I love the designs in Barbara Benson’s book Mosaic & Lace Knits. I was especially drawn to the Love Child shawl, with its bands of color and clever lace and mosaic stitch pattern.
Last April, when it was STILL snowing, I happened to walk into my LYS, The Artful Yarn, when they were stocking their shelves with a brand-new shipment of Sweet Georgia Tough Love Sock yarn. Oh, my…the gorgeous colors! Quite a few skeins came home with me, including a bright yellow and a cheery blue. I was more than ready for happy summery colors after such a dismally long winter!
I like the mosaic and lace stitch pattern so much. It makes the shawl a perfect weight for warm weather.
Knitting with the Tough Love Sock yarn was a dream. It’s well behaved and soft.
You can check out my review of the Mosaic & Lace Knits book here.
Once in a while I knit up a project that I’m so pleased with, I can’t help smiling when I see it and I wear it all the time. Such was the Waterlily top. Designed by Mehgan Fernandes, I found it to be absolutely delightful to knit.
I added my own modifications to make it just right for me….Shaping in the front and back to form an hourglass illusion, with extra decreases on the sides to make up for my pear shape. (More on this in a future post). I also made it longer than the pattern’s finished measurements.
I used Knit Picks Lindy Chain yarn in the Sagebrush color. Even though the yarn is fingering weight, it was a very quick knit on the #7 needles that got me the right gauge. The linen/cotton blend offered nice stitch definition. I’m in love with these details – the pretty lace on top and the clever Latvian braid.
I might just knit another of these next spring!
Knit Picks Lindy Chain yarn
We have a winner! Katherine of Hudson, Ohio won this beautiful book.
If only I hadn’t broken my arm, I’d have spent the past few weeks making summer tops from the lovely book Knitted Tanks & Tunics: 21 Crisp, Cool Designs for Sleeveless Tops. Designer Angela Hahn’s patterns include a variety of techniques and skill levels, all using a nice selection of cotton, linen, bamboo and other cool yarns.
Several tops feature clever construction, like this one called “Charlotte”:
The techniques used in different patterns range from lace, to fair isle, to this mosaic design:
I love that there are patterns that appeal to many skill levels. Relatively new knitters could easily make this cute “Atlanta” top. I can see this as an excellent first project to teach a new knitter the basics of making a sweater.
Here’s the top want to make. I like the “Marietta” V-neck back, mirrored by a clever V-shaped insert in the front. I like the simple cable down the center, too.
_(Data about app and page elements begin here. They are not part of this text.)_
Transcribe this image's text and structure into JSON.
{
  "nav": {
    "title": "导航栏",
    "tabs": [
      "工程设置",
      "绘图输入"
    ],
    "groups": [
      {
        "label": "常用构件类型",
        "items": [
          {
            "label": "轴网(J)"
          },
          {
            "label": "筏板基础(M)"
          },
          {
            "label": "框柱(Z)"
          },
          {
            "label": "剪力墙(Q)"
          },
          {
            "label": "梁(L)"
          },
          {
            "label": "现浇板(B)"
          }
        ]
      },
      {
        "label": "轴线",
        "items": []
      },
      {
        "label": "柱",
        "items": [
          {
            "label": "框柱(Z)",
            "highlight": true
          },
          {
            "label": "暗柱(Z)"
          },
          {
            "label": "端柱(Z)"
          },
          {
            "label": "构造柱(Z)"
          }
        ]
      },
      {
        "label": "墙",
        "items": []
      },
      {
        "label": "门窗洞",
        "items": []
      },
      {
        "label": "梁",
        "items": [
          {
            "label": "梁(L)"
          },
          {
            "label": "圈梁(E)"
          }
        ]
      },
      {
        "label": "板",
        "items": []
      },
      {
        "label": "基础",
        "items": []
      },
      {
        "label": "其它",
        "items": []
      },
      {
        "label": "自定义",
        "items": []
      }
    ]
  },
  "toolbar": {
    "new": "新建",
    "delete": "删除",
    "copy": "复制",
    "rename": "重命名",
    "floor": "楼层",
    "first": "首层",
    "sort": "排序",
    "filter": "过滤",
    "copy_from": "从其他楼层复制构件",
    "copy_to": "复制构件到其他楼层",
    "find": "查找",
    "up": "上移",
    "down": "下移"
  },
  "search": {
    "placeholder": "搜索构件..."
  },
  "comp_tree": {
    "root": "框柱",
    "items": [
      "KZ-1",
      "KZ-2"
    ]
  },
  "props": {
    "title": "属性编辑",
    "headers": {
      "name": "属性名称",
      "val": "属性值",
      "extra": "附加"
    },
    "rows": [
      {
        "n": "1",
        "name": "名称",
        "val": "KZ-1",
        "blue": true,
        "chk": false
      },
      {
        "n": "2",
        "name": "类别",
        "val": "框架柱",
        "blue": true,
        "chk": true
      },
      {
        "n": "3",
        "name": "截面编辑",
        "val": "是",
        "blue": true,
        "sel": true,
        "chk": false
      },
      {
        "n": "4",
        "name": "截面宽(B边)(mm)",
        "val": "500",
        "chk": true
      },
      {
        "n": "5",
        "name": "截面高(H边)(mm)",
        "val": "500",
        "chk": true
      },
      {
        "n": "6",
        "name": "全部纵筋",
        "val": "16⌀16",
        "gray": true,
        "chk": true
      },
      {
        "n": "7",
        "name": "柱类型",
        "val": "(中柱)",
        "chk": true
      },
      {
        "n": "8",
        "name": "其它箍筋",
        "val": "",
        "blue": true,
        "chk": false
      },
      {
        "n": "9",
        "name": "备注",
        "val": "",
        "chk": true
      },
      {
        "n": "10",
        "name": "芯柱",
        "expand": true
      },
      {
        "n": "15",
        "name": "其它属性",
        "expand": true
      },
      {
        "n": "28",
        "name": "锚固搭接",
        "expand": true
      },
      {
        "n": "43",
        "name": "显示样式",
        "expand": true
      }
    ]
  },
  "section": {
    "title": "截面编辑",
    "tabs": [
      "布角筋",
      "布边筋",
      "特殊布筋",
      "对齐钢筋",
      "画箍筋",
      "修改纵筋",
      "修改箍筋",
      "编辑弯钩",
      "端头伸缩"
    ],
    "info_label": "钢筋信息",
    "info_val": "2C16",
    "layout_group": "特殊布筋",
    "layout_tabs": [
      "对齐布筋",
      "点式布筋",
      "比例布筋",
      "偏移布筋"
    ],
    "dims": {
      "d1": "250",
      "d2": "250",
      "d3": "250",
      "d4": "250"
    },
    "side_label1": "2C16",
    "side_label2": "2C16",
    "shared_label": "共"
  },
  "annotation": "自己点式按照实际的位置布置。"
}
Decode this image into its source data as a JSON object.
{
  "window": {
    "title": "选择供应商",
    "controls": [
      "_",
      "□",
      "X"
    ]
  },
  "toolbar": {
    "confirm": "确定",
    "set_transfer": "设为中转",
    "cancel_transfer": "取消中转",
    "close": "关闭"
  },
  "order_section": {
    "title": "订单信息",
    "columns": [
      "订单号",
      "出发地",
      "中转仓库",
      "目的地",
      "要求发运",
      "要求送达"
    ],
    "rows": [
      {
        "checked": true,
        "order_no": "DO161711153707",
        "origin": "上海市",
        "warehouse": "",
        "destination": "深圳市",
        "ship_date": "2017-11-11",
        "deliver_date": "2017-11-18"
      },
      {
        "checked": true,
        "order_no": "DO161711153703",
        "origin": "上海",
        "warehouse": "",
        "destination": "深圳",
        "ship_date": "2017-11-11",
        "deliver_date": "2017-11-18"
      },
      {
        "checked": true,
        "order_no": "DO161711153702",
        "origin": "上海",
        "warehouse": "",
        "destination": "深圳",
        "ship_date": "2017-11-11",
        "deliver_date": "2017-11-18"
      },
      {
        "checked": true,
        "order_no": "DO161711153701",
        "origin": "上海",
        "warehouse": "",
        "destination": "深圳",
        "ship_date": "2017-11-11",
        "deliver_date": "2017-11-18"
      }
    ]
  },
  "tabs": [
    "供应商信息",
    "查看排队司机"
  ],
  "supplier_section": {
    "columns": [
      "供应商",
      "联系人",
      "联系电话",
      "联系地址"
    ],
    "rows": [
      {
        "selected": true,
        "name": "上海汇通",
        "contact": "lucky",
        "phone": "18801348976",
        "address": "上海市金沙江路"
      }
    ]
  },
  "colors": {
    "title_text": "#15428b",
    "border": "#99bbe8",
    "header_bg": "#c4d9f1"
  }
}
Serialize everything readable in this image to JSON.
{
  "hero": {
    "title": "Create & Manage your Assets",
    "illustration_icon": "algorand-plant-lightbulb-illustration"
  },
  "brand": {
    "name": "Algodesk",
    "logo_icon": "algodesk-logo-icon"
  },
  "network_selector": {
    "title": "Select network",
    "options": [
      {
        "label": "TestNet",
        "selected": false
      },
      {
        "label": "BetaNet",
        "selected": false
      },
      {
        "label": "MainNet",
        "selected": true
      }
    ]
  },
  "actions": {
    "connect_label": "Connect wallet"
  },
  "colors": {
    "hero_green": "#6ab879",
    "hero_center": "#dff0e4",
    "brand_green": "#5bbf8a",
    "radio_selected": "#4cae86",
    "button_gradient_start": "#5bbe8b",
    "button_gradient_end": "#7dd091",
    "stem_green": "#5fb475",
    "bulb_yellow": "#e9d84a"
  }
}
A careful study of the designer’s instructions show they are well-written. Her charts are well-done, with clear symbols and detailed written instructions for special stitches. I really like Hahn’s schematics, too. They include more details and more measurements than most schematics I’ve seen. I love great schematics that enhance my ability to understand a pattern.
The other place this books excels is in the Techniques section. The directions are very well written, with fantastic photos to illustrate the techniques. Over the years I’ve been knitting, I’ve appreciated being able to learn new skills from Techniques sections like this. Well-written and well-illustrated tutorials like these have given me the confidence to try patterns that I thought were beyond my abilities. It’s so gratifying to learn new skills and be able to finish such projects!
I’m giving away this wonderful perfect-for-summer book in a random drawing from comments left here on this post. The comment period will be open until midnight Eastern Time on Sunday, August 19th.
To enter the random drawing, simply leave a comment here on this post. Please include your contact information in your comment so I can let you know if you’re the winner. (One comment per person, please, with only one comment and email address per person.)
I can mail this book anywhere in the world as long as there are no postal or delivery restrictions.
This book was kindly provided by the distributor National Book Network.